Exercise:
Please copy each line of the data that includes the string "have".
--- Records supplied Enclosed Below ---
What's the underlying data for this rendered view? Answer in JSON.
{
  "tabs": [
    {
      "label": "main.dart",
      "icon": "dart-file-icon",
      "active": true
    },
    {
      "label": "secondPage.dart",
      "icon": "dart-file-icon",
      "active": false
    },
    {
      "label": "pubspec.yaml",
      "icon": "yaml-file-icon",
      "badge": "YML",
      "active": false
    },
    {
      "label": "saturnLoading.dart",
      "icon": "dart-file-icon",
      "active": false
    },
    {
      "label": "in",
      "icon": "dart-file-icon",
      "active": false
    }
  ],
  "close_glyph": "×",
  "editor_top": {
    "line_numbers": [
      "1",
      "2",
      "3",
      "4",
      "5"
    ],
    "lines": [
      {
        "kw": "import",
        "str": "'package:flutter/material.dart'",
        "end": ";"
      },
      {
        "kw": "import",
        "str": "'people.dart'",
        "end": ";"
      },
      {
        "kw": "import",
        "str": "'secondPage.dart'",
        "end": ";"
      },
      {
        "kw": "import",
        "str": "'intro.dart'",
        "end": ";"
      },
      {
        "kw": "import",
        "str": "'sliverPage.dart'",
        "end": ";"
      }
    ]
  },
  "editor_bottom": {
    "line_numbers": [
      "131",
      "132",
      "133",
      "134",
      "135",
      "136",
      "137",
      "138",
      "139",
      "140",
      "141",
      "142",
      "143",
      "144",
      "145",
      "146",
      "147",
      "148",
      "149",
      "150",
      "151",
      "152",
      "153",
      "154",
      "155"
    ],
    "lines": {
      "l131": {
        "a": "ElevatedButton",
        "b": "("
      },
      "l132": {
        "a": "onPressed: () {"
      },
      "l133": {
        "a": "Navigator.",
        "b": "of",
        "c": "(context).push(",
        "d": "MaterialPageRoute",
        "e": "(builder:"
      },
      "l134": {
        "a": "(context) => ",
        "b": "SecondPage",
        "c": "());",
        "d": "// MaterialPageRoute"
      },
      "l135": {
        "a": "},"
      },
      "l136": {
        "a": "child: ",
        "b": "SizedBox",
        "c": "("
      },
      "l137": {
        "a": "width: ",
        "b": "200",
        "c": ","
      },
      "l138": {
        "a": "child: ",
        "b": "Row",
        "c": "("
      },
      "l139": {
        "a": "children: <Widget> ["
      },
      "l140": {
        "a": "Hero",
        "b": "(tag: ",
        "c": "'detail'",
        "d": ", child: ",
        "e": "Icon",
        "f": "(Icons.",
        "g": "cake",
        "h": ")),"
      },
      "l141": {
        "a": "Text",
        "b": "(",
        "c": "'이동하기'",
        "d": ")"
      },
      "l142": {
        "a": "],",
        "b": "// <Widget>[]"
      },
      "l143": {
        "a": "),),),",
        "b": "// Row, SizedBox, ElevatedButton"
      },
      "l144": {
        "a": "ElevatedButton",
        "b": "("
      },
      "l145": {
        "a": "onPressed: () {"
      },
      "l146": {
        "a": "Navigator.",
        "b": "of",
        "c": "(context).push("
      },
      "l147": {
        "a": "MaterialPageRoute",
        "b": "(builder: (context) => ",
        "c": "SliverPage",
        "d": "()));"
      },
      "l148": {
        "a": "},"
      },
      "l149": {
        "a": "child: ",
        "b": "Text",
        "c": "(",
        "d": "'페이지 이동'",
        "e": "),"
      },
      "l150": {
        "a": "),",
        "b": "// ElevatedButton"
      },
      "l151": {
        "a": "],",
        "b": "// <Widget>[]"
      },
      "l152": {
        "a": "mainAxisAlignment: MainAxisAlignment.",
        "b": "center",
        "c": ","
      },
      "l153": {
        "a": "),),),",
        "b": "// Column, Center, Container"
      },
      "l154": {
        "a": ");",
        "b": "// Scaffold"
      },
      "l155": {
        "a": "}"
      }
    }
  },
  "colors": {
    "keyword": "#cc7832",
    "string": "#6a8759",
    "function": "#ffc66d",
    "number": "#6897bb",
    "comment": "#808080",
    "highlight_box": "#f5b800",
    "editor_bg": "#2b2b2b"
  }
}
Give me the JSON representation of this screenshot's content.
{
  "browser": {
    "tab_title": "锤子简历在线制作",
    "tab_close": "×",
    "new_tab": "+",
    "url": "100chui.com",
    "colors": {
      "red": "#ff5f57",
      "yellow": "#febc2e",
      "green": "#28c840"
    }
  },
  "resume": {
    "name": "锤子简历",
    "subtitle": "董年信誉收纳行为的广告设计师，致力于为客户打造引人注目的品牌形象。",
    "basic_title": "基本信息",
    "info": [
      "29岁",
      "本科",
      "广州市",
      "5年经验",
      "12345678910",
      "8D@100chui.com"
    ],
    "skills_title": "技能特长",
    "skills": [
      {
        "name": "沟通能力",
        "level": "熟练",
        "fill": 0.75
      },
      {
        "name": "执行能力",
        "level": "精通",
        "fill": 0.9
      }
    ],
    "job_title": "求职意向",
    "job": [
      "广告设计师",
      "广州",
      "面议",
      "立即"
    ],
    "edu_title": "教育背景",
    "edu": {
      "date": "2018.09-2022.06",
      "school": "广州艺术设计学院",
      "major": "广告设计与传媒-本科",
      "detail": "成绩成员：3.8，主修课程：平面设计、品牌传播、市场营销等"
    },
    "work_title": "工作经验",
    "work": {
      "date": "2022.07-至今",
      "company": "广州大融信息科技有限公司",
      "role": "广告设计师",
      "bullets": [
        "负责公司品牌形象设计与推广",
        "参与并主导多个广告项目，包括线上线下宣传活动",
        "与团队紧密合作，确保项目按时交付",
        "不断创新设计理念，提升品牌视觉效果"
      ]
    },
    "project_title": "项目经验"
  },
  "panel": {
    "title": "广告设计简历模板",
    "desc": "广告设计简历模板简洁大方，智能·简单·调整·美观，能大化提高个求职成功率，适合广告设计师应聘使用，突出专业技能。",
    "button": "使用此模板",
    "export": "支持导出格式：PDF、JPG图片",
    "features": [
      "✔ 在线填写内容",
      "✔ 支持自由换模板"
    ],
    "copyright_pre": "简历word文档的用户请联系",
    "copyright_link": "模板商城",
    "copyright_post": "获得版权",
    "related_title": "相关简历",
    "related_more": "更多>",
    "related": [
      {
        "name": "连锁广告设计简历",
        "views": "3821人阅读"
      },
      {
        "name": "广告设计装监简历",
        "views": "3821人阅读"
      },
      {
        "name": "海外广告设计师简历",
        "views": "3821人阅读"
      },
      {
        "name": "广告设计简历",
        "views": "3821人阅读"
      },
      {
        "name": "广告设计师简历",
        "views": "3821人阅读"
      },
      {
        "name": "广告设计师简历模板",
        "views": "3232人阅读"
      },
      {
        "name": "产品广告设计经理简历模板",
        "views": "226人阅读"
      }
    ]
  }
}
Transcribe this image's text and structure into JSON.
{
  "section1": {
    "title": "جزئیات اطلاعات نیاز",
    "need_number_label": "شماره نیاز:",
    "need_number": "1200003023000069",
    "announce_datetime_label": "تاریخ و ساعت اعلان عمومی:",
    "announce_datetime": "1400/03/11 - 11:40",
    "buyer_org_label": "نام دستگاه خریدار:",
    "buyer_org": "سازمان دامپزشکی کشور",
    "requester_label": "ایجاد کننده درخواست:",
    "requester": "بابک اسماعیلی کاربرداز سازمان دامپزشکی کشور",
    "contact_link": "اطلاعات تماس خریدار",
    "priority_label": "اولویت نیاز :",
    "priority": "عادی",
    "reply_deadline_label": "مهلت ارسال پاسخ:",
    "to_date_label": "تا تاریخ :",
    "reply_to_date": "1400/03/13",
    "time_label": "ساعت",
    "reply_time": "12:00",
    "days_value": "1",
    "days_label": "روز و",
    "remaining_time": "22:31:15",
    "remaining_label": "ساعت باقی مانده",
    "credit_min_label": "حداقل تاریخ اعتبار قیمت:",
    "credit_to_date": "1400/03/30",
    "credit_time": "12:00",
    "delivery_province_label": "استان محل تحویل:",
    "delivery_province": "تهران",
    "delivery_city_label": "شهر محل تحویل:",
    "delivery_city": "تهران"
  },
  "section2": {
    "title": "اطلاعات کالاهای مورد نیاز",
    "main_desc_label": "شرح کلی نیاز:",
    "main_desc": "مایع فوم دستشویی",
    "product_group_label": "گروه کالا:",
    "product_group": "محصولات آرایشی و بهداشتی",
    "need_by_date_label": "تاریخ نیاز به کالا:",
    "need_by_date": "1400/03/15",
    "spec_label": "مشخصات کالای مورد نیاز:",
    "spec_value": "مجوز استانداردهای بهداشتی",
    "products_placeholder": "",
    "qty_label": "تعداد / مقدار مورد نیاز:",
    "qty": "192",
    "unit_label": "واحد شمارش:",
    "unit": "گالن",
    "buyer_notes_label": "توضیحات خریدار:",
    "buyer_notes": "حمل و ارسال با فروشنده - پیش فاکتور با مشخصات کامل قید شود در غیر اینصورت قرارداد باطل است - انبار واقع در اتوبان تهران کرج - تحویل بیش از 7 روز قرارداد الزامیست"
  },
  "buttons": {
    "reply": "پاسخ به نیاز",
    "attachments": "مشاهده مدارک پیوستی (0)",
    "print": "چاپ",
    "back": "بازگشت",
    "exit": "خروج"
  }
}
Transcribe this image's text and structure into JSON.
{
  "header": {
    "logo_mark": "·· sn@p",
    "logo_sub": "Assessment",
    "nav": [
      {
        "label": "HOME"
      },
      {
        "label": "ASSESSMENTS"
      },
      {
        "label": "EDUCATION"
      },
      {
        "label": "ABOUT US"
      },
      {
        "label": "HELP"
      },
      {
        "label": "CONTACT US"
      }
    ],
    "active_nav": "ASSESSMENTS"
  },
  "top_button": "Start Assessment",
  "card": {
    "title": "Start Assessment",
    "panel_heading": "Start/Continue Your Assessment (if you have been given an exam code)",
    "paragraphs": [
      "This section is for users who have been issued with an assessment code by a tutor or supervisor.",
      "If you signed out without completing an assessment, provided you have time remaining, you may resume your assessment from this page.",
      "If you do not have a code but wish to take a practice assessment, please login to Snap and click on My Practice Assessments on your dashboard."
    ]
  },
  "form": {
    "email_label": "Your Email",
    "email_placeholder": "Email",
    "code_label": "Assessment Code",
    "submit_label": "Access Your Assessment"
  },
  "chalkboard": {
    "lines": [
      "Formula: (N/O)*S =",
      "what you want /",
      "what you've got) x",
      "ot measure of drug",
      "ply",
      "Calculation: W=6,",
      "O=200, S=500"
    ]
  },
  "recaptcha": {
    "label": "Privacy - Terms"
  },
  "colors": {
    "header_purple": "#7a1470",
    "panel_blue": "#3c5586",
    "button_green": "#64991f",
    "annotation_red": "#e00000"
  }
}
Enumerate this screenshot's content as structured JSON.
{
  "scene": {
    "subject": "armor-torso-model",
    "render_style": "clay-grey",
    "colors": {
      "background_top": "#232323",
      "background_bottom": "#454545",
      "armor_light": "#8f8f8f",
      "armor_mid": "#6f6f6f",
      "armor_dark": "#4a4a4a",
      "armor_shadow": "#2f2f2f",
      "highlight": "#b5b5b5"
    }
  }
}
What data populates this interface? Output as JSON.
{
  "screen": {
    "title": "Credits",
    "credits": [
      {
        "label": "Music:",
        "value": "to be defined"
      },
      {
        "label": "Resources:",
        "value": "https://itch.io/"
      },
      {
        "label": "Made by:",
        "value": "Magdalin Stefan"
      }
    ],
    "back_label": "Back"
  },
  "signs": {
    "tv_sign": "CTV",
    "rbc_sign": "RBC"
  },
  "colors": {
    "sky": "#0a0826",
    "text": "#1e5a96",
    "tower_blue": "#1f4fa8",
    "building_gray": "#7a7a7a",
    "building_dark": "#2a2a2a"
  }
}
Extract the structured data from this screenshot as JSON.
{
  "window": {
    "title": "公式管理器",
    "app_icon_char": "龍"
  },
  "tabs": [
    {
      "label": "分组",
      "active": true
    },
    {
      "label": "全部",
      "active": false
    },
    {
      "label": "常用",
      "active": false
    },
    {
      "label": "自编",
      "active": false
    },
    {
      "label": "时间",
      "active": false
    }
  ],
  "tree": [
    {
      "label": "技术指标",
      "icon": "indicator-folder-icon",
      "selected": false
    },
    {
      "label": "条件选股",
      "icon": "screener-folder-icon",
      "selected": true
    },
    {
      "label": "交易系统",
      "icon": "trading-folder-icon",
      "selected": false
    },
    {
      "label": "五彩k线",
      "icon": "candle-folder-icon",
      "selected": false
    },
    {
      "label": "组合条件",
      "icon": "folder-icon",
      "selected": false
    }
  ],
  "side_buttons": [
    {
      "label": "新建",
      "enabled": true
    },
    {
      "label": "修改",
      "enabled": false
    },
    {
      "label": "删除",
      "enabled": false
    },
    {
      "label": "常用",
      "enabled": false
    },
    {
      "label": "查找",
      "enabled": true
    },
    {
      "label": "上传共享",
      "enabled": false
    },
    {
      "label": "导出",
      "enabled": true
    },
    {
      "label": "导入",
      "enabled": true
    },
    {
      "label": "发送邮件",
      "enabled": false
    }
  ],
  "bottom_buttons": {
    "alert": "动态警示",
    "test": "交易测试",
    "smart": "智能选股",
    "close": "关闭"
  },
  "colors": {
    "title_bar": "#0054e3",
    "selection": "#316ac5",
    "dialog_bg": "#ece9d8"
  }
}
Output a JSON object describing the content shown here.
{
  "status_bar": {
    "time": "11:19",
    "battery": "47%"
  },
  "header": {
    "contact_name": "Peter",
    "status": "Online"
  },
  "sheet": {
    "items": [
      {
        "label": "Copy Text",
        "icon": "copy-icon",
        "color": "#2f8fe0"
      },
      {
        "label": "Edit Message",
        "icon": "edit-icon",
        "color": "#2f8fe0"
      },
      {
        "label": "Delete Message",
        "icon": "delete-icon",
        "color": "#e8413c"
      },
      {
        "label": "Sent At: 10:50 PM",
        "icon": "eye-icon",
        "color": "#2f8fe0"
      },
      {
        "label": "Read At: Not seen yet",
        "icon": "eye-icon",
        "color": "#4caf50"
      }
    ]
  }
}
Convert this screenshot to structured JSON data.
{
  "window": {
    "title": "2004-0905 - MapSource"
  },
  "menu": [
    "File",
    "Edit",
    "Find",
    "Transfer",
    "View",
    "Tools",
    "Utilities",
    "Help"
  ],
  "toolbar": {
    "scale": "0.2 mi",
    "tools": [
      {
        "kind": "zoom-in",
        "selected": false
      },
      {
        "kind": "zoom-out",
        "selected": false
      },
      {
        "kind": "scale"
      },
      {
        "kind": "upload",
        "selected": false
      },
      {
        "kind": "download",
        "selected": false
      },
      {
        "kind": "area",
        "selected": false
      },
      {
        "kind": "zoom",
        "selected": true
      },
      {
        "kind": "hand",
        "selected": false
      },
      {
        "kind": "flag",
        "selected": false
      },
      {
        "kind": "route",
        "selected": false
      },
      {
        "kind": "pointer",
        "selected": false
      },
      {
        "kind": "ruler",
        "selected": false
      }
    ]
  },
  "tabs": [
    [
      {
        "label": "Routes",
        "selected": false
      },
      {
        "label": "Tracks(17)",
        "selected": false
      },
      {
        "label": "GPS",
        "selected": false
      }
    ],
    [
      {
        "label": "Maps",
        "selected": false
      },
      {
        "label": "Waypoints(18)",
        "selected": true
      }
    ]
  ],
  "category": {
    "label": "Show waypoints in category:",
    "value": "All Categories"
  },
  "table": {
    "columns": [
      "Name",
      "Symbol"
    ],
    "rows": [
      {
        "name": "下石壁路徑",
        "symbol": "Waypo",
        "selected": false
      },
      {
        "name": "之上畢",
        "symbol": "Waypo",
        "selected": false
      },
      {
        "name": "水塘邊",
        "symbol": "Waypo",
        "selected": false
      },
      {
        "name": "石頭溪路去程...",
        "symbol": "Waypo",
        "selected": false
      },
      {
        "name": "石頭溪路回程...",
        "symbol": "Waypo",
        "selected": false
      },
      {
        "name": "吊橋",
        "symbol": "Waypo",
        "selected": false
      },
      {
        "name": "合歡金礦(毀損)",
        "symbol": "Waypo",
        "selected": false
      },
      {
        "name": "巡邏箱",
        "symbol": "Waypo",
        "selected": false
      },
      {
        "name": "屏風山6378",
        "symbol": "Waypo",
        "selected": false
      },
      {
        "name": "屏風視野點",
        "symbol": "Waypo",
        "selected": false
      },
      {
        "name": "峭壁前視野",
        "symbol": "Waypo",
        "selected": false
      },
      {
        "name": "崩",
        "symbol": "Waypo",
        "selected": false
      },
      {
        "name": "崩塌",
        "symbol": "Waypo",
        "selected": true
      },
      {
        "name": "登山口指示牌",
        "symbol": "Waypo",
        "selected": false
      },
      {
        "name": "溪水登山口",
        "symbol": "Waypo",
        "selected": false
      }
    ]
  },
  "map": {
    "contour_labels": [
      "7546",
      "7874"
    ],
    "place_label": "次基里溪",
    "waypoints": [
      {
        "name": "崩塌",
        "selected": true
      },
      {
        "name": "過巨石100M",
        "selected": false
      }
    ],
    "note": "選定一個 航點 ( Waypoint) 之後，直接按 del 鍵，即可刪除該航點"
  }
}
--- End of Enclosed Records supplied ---
Response to this exercise:
    "panel_heading": "Start/Continue Your Assessment (if you have been given an exam code)",
      "This section is for users who have been issued with an assessment code by a tutor or supervisor.",
      "If you signed out without completing an assessment, provided you have time remaining, you may resume your assessment from this page.",
      "If you do not have a code but wish to take a practice assessment, please login to Snap and click on My Practice Assessments on your dashboard."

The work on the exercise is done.